Discussion in 'English Only' started by Misled Youth, Aug 15, 2007.
Do the words BEWARE and BE AWARE mean the same? If not, could anyone tell me the difference?
Hello, Misled Youth D)
No, in my opinion they're not the same.
Just an example: Beware the dog! = take care, this dog is dangerous
Be aware of the dog = know that there is a dog here.
Maybe you could give us some examples of how you would use the two, because we can help better when we have context
Actually the instance was, while i was driving with my friends, a car did not stop at the red traffic light. So one of my friends told me to "Be aware of the traffic rules"
And the other friend told "Beware of the traffic rules"
I don't know whether they mean the same.. And if they don't mean the same what would each of them mean?
One more thing,
In your sentence, Can we say it as BEWARE OF THE DOG?
Usually we'll say "Be aware of the traffic rules" but "Beware of the traffic police"
There's nothing scary about the rules, but there's certainly something scary about traffic police.
Similarly, we'll say "Be aware of your consumer rights" but "Beware of cheating merchants".
The way you explained it, it went straight into my head..
Thanks a lot..
Yes, beware of [anything] is much commoner.
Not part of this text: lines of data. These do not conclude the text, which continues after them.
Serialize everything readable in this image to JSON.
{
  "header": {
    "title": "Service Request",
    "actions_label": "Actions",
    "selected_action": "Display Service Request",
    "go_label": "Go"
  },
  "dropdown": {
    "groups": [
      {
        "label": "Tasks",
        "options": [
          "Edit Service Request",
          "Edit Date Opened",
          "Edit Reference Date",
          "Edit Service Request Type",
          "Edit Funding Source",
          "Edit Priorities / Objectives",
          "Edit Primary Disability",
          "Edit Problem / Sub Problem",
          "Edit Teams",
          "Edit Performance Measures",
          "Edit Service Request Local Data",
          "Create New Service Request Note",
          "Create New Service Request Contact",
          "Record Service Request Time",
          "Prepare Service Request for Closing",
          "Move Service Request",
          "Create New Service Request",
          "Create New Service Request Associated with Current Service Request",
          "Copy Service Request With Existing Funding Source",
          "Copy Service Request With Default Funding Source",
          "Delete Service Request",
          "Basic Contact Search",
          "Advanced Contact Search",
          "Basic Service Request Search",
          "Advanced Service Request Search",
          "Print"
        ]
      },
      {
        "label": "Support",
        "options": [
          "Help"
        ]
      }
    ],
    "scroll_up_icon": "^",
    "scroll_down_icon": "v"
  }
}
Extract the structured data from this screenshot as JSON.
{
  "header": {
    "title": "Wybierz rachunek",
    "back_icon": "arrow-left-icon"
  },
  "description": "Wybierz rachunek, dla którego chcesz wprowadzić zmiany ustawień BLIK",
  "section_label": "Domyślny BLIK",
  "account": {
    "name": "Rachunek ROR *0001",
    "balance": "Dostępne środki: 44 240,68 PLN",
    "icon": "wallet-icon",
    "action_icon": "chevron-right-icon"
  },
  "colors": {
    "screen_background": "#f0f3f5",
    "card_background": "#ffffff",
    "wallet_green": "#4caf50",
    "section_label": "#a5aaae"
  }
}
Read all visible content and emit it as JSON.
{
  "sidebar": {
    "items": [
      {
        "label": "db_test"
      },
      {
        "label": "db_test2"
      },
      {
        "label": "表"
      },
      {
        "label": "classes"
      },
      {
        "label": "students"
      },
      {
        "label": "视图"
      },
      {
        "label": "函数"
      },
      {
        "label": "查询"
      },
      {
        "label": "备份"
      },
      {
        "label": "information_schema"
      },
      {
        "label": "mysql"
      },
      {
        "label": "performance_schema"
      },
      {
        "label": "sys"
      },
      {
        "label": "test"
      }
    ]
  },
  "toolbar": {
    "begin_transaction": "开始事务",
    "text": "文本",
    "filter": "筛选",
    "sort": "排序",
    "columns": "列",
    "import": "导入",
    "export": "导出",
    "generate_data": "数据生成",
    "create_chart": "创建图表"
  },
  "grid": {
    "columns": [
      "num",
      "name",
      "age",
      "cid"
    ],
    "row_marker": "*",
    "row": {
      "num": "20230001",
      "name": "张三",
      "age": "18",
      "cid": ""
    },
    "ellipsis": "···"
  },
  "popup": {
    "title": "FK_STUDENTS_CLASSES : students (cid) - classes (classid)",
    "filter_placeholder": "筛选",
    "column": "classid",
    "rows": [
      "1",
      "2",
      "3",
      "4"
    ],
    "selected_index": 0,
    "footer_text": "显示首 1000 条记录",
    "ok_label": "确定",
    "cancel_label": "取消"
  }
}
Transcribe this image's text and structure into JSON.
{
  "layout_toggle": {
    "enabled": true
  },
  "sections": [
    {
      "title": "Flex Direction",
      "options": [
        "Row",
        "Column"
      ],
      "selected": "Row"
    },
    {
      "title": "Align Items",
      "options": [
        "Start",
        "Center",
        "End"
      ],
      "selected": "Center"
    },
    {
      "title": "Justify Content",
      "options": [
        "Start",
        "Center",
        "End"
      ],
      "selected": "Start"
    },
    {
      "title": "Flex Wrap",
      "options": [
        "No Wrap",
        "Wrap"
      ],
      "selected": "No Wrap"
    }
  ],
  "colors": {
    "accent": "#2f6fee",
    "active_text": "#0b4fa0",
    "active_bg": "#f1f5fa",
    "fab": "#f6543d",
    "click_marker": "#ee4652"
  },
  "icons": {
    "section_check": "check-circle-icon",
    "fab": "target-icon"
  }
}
The construction without of is poetic or archaic - Beware the Ides of March! http://en.wikipedia.org/wiki/Ides_of_March
That was really sweet of you.. Now i definitely know the difference and can tell the difference to anyone who asks me...
<Please> Passive voice for the sentence "Beware of danger."
Hello, Fantabulous. This is a very odd request. Why do you want to put this phrase into the passive voice? What kind of sentence do you want to make?
Is it not an imperative sentences?
Do it. (Active)
Let it be done. (Passive)
Beware of it. (Active)
Let it be ......... (Passive)
"Beware of danger" means "[You,] be wary of danger."
Since there isn't really an object here, I don't see how you would make a passive voice construction. (I don't think "beware" is a strongly transitive verb.)
That being said, I suppose you could untangle the preposition, but it'll be ugly:
Beware of danger (active) / Let danger be that which you beware of (is this passive or just clefted?)
Is there past and past participle for beware?
Not to my knowledge.
Then passive voice of "Beware of it." as "Let it be bewared of." is wrong?
I think "beware of" (= "be careful of") is intransitive and therefore can't produce a passive voice. On the other hand, "beware" can be followed by a wh-word, and in this case it's transitive.
Yes, it's wrong.
"Beware" is used only in
- the imperative: Beware!
- the infinitive: you need to beware; you should beware.
- the present subjunctive: she recommends that he beware.
How do you make passive voice from an imperative?
Home was gone to?
As Parla says,"bewared" is obsolete in modern English---at least, I can't use it without sounding funny.
Edit: cross-posted with Loob.
Separate names with a comma.